Atira Women’s Arts Society (AWAS) was founded in 2014 by three women passionate about providing economic opportunities for women through the teaching, making and selling of arts and crafts in Vancouver’s Downtown Eastside.
The name Atira was taken from The Brooklyn Museum’s site, where The Dinner Party is on permanent display. Atira was known as “Vault of the Sky.” She was Mother Earth and a member of the council of gods in the mythology of the Pawnee, a First Nation originally located in Nebraska. Atira was the wife of Tirawa, the creator god.
For the Pawnee, Atira’s earthly manifestation is corn, which nourishes them and symbolizes the life that Mother Earth creates. “It was she who had brought forth life and it was into her body that all life would return at the end of its appointed time. Her symbol was the ear of corn, to represent the idea that, as the kernel is planted in Mother Earth (Atira) and she brings forth the ear of corn, so the child is begotten and born of woman.”
The founding mothers are Janice Abbott, Clare Mochrie and Deb Jack, all of whom continue to be involved in AWAS as directors, along with other women who have joined the board over time.
AWAS runs Enterprising Women Making Art (EWMA), a program which began in 2003 for women in Vancouver’s Downtown Eastside community, located at 800 East Hastings. EWMA provides a craft space, a storefront, and opportunities for artisans to participate in local craft fairs and fashion shows as a group.

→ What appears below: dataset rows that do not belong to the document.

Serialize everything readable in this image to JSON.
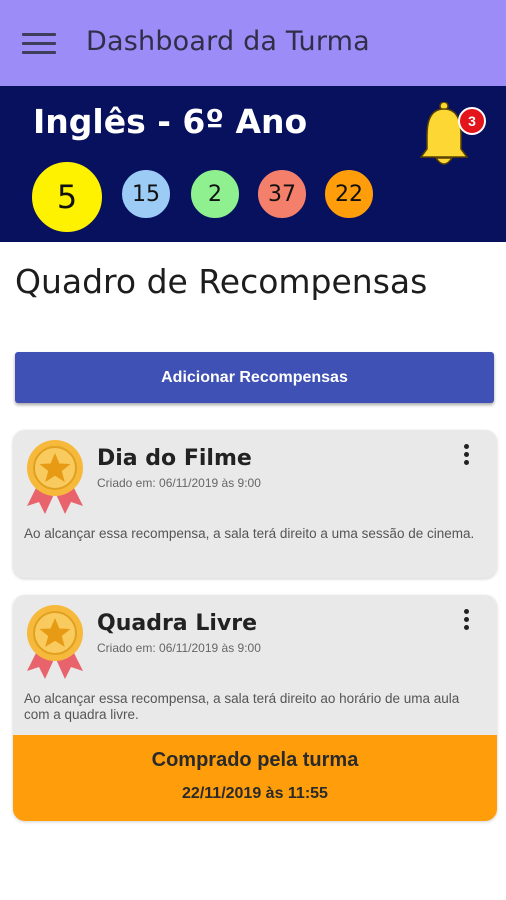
{
  "appbar": {
    "title": "Dashboard da Turma",
    "menu_icon": "hamburger-menu-icon",
    "color": "#9b8cf7"
  },
  "class_header": {
    "name": "Inglês - 6º Ano",
    "color": "#07115e",
    "notifications": {
      "icon": "bell-icon",
      "count": "3"
    },
    "stats": [
      {
        "value": "5",
        "color": "#fff200"
      },
      {
        "value": "15",
        "color": "#9ccbf5"
      },
      {
        "value": "2",
        "color": "#8ef08e"
      },
      {
        "value": "37",
        "color": "#f4806c"
      },
      {
        "value": "22",
        "color": "#ff9d0a"
      }
    ]
  },
  "rewards": {
    "section_title": "Quadro de Recompensas",
    "add_button_label": "Adicionar Recompensas",
    "items": [
      {
        "icon": "medal-icon",
        "title": "Dia do Filme",
        "created": "Criado em: 06/11/2019 às 9:00",
        "description": "Ao alcançar essa recompensa, a sala terá direito a uma sessão de cinema.",
        "menu_icon": "more-vert-icon"
      },
      {
        "icon": "medal-icon",
        "title": "Quadra Livre",
        "created": "Criado em: 06/11/2019 às 9:00",
        "description": "Ao alcançar essa recompensa, a sala terá direito ao horário de uma aula com a quadra livre.",
        "menu_icon": "more-vert-icon",
        "purchased": {
          "label": "Comprado pela turma",
          "date": "22/11/2019 às 11:55",
          "color": "#ff9d0a"
        }
      }
    ]
  }
}
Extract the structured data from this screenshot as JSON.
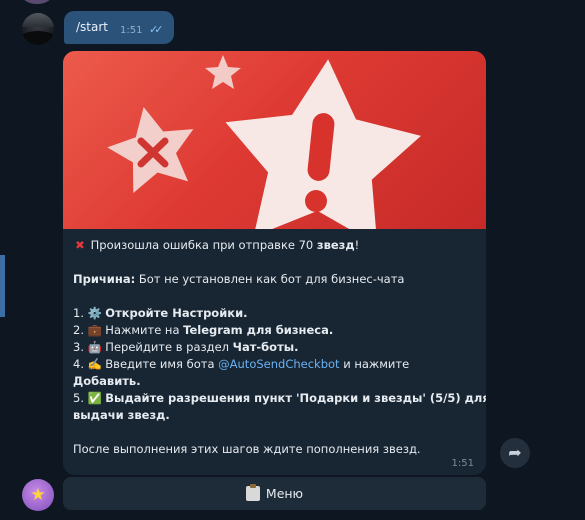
{
  "user_message": {
    "text": "/start",
    "time": "1:51",
    "ticks": "✓✓"
  },
  "bot_message": {
    "error_line": "Произошла ошибка при отправке 70 ",
    "error_bold": "звезд",
    "error_end": "!",
    "reason_label": "Причина:",
    "reason_text": " Бот не установлен как бот для бизнес-чата",
    "steps": [
      {
        "num": "1.",
        "icon": "⚙️",
        "pre": "",
        "bold": "Откройте Настройки.",
        "post": ""
      },
      {
        "num": "2.",
        "icon": "💼",
        "pre": "Нажмите на ",
        "bold": "Telegram для бизнеса.",
        "post": ""
      },
      {
        "num": "3.",
        "icon": "🤖",
        "pre": "Перейдите в раздел ",
        "bold": "Чат-боты.",
        "post": ""
      },
      {
        "num": "4.",
        "icon": "✍️",
        "pre": "Введите имя бота ",
        "mention": "@AutoSendCheckbot",
        "post": " и нажмите",
        "bold2": "Добавить."
      },
      {
        "num": "5.",
        "icon": "✅",
        "bold": "Выдайте разрешения пункт 'Подарки и звезды' (5/5) для",
        "bold_cont": "выдачи звезд."
      }
    ],
    "footer_text": "После выполнения этих шагов ждите пополнения звезд.",
    "time": "1:51"
  },
  "menu_button": {
    "label": "Меню"
  },
  "colors": {
    "background": "#0e1621",
    "outgoing_bubble": "#2b5278",
    "incoming_bubble": "#182533",
    "banner_red": "#de3a33",
    "link": "#6ab2f2"
  }
}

The society continues to receive support from the community- members, contributors, and consumers of the products that are sold by women in the program.